What is expected =
Among the entries below, find each line with "Offert" and show it.

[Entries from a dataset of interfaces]
=====

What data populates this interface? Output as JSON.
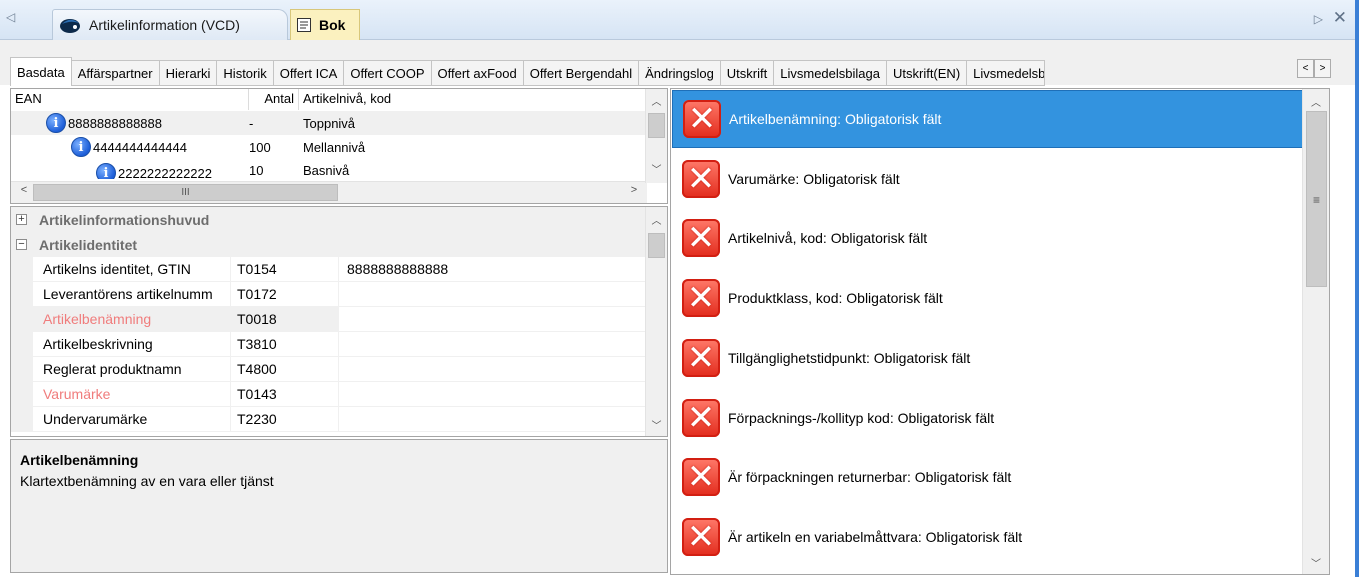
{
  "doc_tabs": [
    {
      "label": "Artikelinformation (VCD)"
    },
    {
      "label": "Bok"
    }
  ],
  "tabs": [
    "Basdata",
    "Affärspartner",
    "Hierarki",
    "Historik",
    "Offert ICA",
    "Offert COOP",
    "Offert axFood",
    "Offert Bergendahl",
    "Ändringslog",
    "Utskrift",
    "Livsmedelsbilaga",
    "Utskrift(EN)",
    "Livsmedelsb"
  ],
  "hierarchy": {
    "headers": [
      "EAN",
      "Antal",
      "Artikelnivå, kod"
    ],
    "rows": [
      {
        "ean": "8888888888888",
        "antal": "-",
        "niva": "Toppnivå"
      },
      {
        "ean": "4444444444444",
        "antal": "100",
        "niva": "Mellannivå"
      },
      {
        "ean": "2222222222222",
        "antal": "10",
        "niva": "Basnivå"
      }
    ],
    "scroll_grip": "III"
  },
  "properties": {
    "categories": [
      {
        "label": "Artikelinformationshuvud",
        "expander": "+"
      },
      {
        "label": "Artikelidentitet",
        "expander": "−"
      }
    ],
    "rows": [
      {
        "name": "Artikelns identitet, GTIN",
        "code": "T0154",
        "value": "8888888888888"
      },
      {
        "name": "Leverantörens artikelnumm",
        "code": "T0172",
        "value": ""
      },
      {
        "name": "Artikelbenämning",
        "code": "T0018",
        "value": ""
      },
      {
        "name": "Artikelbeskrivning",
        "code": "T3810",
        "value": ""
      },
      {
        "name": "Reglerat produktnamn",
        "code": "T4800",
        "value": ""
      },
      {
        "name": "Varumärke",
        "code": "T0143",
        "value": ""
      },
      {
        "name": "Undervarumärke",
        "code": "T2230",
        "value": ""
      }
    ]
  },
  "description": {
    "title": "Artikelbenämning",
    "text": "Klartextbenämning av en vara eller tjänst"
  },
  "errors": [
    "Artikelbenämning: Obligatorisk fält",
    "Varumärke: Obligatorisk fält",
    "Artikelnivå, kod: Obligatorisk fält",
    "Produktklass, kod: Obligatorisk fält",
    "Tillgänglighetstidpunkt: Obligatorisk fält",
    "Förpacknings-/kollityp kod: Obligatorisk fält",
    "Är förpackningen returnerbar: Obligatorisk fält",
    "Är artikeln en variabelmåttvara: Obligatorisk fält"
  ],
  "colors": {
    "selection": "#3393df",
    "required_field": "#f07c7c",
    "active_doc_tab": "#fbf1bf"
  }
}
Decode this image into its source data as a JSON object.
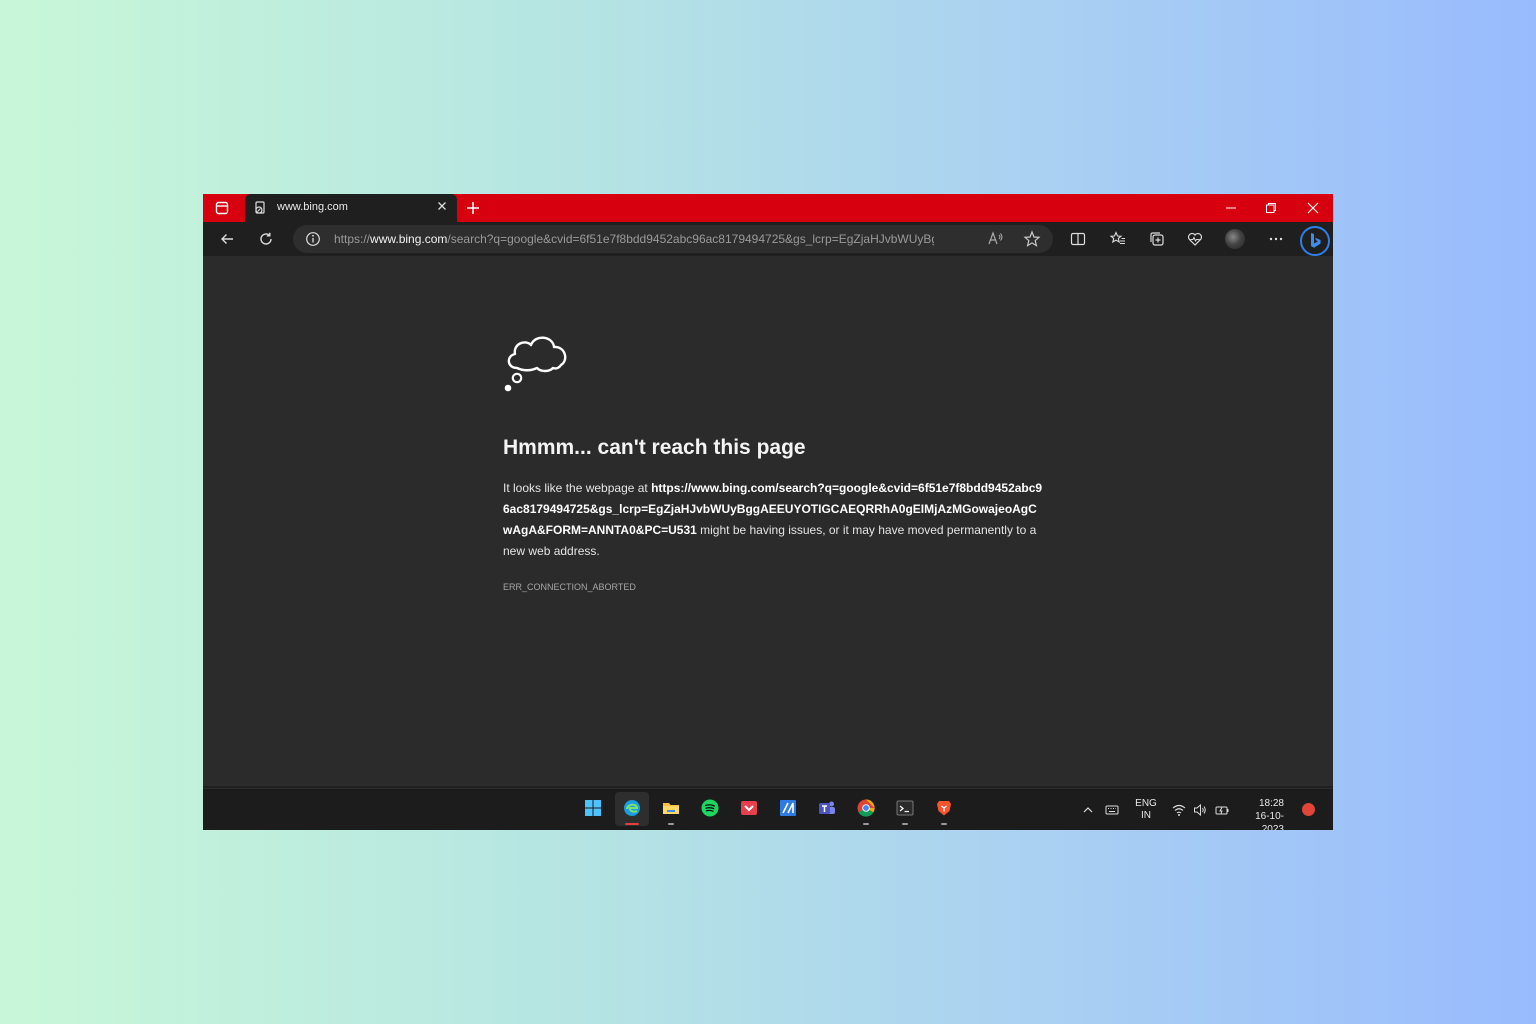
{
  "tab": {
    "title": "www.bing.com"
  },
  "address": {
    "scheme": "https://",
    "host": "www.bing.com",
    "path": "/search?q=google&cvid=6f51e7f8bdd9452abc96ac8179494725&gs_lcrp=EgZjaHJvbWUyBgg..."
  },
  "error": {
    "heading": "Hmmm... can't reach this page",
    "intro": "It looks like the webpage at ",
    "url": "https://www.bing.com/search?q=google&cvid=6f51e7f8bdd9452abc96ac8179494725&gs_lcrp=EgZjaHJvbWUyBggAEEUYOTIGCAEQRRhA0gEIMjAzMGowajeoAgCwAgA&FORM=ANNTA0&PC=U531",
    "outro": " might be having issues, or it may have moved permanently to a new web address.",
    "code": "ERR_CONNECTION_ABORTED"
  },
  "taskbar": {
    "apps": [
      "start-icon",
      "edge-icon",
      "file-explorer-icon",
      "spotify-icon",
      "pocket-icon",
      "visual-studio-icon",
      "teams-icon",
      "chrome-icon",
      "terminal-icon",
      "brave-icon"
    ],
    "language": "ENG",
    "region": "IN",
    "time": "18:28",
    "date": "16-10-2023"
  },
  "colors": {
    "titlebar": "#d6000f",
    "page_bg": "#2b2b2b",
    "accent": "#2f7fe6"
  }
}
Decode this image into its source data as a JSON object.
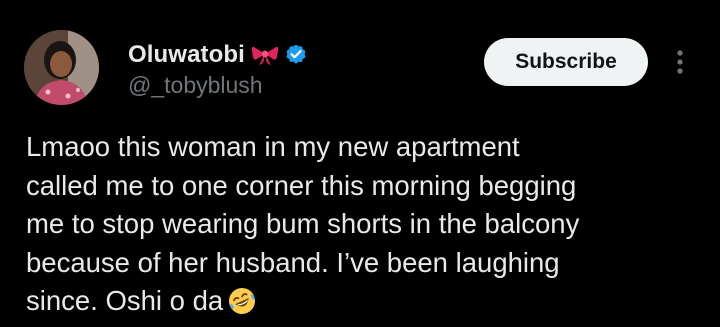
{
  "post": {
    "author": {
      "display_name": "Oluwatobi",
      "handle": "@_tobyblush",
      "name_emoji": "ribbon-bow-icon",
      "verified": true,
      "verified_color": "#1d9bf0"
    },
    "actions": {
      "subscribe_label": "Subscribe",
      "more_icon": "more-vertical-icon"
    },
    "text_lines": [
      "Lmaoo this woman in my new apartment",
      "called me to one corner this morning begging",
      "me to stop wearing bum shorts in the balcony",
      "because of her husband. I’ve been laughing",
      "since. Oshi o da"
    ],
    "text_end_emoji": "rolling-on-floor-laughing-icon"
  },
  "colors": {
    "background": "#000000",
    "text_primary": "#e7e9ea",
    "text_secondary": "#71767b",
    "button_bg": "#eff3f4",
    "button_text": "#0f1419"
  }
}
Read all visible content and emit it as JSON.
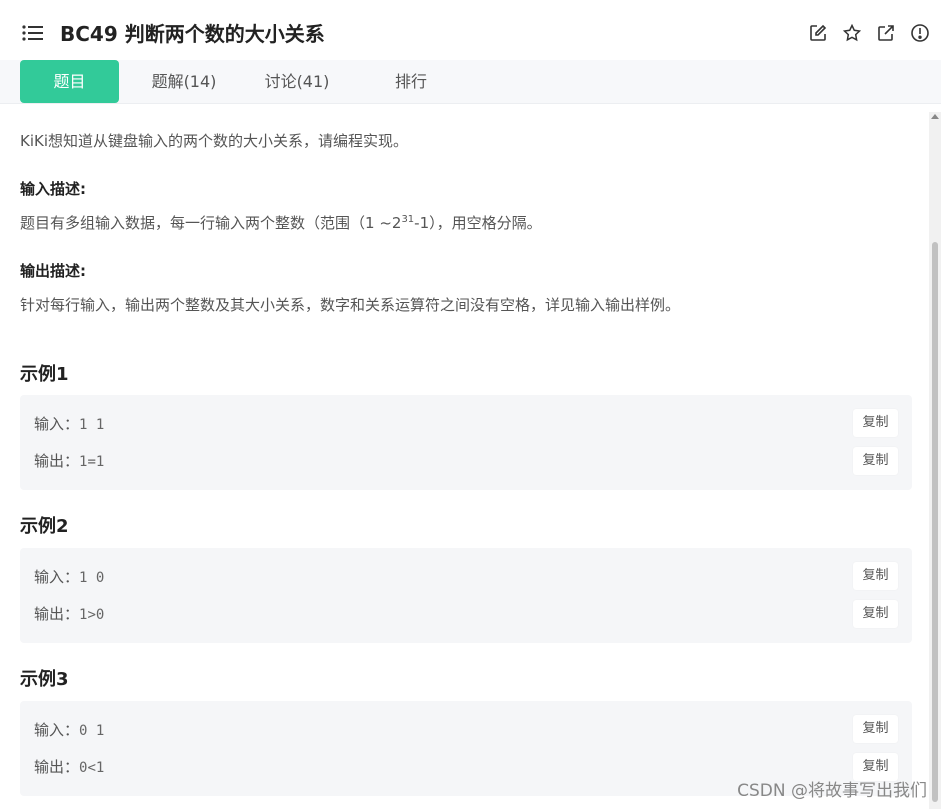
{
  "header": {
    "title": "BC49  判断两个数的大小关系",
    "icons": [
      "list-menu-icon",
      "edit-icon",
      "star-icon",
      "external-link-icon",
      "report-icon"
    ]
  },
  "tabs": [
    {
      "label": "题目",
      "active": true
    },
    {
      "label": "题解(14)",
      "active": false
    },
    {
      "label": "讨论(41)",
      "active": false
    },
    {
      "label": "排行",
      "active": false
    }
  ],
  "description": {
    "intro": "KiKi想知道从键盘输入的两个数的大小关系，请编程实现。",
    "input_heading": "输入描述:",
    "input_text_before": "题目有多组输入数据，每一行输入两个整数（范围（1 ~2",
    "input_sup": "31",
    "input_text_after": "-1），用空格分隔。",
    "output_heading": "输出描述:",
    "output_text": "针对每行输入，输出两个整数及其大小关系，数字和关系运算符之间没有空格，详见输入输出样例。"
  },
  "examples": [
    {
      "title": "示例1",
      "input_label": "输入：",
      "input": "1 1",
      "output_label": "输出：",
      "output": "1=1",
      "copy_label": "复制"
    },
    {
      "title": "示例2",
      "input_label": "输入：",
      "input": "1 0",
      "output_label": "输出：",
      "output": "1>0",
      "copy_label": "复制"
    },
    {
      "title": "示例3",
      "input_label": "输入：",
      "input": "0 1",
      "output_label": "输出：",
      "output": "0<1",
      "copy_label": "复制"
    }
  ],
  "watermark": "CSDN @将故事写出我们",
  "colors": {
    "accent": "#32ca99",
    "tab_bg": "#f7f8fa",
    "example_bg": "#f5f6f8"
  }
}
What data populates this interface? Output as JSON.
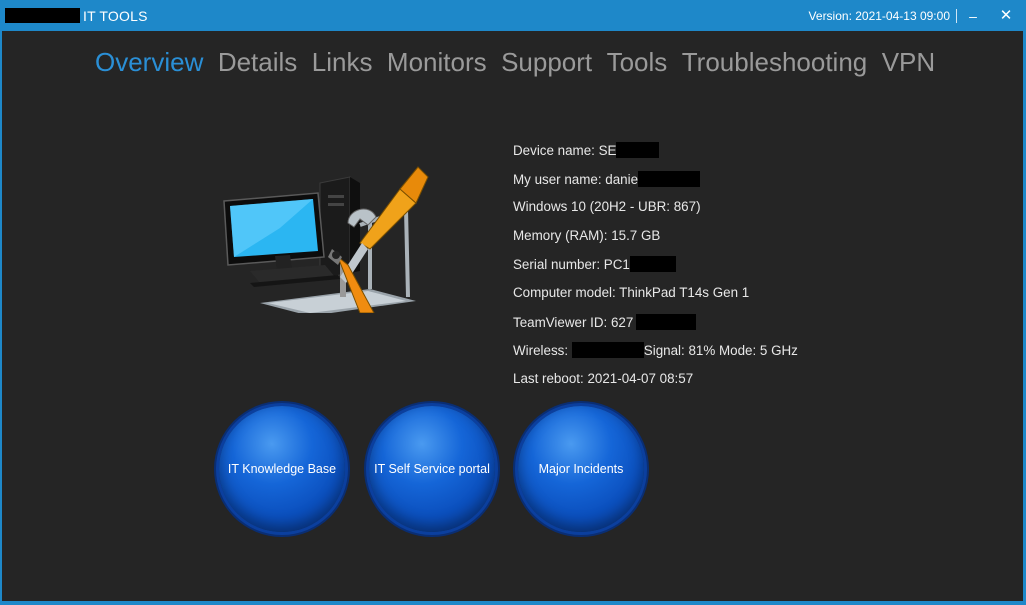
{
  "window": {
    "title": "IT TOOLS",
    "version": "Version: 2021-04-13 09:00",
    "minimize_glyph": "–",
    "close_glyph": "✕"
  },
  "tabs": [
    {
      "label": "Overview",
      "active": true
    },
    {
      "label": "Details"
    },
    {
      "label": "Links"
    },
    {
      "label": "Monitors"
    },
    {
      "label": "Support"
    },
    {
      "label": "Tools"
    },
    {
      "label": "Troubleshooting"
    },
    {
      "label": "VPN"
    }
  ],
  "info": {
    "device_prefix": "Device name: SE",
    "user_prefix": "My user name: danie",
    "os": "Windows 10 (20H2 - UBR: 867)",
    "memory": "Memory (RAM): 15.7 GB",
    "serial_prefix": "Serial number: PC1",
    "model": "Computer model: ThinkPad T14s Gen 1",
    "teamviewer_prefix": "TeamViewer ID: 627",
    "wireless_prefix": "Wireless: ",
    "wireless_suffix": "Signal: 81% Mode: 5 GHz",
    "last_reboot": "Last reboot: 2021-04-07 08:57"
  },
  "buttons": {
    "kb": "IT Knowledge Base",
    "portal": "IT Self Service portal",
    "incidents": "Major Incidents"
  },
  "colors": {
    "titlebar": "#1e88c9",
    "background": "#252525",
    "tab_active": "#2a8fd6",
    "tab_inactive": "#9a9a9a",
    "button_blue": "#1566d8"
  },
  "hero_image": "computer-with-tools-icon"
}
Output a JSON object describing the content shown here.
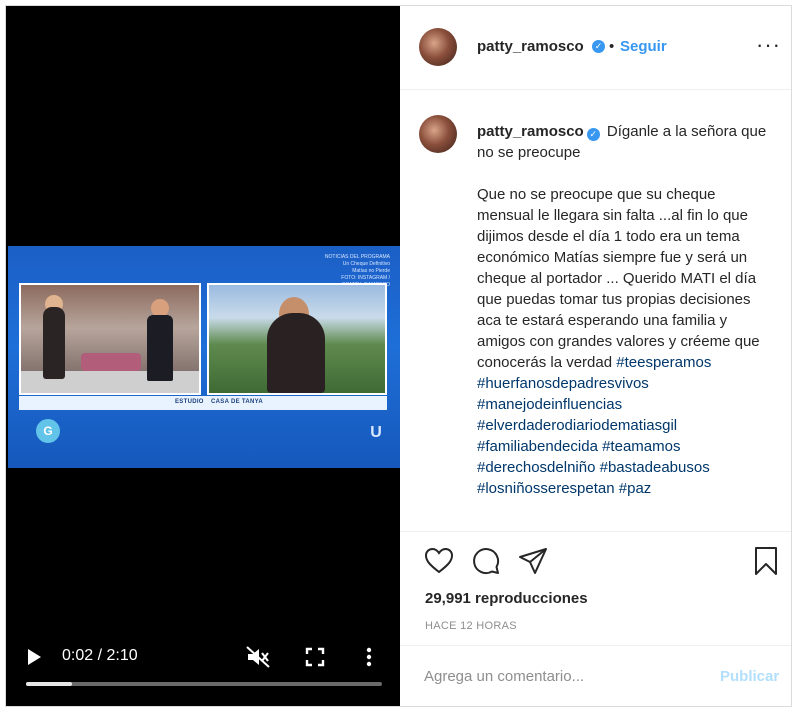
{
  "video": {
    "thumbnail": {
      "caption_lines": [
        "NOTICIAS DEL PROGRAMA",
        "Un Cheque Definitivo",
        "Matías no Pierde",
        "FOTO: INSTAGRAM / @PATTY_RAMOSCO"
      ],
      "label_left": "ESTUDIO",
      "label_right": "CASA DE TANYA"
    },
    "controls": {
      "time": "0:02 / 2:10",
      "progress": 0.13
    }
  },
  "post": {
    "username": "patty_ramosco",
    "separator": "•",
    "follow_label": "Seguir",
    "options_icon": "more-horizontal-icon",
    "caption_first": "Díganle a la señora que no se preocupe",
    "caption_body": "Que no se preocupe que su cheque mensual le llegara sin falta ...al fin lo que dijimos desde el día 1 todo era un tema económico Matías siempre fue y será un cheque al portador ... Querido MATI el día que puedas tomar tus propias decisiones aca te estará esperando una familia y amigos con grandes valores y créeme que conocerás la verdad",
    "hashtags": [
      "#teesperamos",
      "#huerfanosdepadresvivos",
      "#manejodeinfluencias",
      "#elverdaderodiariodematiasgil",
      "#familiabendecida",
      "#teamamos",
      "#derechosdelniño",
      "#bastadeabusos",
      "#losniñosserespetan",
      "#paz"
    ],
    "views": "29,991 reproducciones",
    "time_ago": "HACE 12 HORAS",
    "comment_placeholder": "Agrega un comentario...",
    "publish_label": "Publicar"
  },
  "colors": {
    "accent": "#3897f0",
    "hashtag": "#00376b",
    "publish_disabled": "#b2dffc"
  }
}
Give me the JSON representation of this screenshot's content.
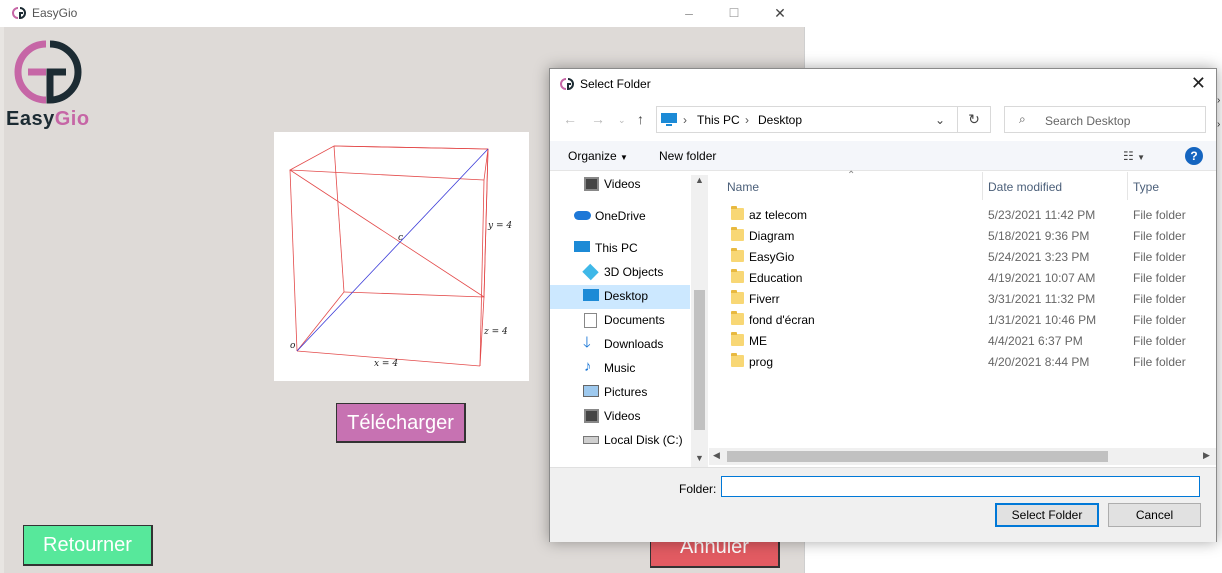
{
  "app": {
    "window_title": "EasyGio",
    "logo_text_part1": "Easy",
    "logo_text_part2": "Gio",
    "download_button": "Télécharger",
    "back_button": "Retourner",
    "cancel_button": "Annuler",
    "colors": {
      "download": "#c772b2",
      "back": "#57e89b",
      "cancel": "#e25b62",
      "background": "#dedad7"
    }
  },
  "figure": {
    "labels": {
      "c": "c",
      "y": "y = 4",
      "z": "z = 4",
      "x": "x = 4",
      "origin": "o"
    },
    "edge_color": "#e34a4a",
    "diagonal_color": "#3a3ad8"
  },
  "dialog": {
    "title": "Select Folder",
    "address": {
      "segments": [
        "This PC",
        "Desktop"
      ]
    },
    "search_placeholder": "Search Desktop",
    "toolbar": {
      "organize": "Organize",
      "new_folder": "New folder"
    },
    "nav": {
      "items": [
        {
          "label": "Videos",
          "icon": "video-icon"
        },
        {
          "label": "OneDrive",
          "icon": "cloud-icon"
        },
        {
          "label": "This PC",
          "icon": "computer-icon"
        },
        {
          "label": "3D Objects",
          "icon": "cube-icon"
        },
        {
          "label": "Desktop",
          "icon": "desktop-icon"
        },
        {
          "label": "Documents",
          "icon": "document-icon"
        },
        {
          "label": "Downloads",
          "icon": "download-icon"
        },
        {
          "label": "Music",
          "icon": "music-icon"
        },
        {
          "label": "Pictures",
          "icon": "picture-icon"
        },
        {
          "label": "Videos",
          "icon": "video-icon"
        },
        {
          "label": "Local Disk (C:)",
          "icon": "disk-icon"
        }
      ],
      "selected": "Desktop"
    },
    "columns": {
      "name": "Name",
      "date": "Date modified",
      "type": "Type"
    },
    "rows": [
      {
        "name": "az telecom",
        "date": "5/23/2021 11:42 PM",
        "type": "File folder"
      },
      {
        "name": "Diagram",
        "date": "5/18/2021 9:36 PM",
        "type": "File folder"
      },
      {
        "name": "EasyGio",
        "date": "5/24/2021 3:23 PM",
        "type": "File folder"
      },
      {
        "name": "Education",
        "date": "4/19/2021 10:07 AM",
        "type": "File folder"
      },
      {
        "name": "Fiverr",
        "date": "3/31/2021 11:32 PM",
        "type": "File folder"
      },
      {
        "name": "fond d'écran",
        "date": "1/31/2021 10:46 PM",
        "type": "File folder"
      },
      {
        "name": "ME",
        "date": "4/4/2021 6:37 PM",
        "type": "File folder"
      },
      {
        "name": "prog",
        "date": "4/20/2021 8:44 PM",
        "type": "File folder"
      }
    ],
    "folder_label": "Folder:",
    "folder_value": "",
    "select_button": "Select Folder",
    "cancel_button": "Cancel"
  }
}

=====

Result of this task =
    "Offert ICA",
    "Offert COOP",
    "Offert axFood",
    "Offert Bergendahl",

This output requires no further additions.